### AIM OF THE EXERCISE
Copy out the records so that each line matches the original.

### EXERCISE DATA
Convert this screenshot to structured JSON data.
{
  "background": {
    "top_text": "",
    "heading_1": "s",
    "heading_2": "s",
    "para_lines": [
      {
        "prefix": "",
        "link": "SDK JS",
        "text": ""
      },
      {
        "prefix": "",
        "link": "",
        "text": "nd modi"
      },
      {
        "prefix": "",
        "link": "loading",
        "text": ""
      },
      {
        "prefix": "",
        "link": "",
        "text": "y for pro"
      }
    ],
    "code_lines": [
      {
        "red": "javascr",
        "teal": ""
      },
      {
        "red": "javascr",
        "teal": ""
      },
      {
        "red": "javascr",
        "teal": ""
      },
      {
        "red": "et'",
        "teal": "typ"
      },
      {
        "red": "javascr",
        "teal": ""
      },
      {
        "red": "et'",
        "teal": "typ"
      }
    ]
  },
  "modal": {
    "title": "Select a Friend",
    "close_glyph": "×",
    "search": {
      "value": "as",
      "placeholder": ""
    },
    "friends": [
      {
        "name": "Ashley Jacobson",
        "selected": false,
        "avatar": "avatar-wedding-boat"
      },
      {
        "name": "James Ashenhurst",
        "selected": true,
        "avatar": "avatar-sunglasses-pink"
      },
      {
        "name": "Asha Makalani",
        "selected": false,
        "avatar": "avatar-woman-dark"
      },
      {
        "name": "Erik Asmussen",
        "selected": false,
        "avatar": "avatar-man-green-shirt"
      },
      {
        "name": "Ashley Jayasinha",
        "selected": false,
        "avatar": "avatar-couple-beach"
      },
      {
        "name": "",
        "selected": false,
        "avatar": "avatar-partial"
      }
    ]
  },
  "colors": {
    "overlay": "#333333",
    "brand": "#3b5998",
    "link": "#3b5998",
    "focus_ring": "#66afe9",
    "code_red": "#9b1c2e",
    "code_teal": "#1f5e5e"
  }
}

### TASK ANSWER
Convert this screenshot to structured JSON data.
{
  "background": {
    "top_text": "",
    "heading_1": "s",
    "heading_2": "s",
    "para_lines": [
      {
        "prefix": "",
        "link": "SDK JS",
        "text": ""
      },
      {
        "prefix": "",
        "link": "",
        "text": "nd modi"
      },
      {
        "prefix": "",
        "link": "loading",
        "text": ""
      },
      {
        "prefix": "",
        "link": "",
        "text": "y for pro"
      }
    ],
    "code_lines": [
      {
        "red": "javascr",
        "teal": ""
      },
      {
        "red": "javascr",
        "teal": ""
      },
      {
        "red": "javascr",
        "teal": ""
      },
      {
        "red": "et'",
        "teal": "typ"
      },
      {
        "red": "javascr",
        "teal": ""
      },
      {
        "red": "et'",
        "teal": "typ"
      }
    ]
  },
  "modal": {
    "title": "Select a Friend",
    "close_glyph": "×",
    "search": {
      "value": "as",
      "placeholder": ""
    },
    "friends": [
      {
        "name": "Ashley Jacobson",
        "selected": false,
        "avatar": "avatar-wedding-boat"
      },
      {
        "name": "James Ashenhurst",
        "selected": true,
        "avatar": "avatar-sunglasses-pink"
      },
      {
        "name": "Asha Makalani",
        "selected": false,
        "avatar": "avatar-woman-dark"
      },
      {
        "name": "Erik Asmussen",
        "selected": false,
        "avatar": "avatar-man-green-shirt"
      },
      {
        "name": "Ashley Jayasinha",
        "selected": false,
        "avatar": "avatar-couple-beach"
      },
      {
        "name": "",
        "selected": false,
        "avatar": "avatar-partial"
      }
    ]
  },
  "colors": {
    "overlay": "#333333",
    "brand": "#3b5998",
    "link": "#3b5998",
    "focus_ring": "#66afe9",
    "code_red": "#9b1c2e",
    "code_teal": "#1f5e5e"
  }
}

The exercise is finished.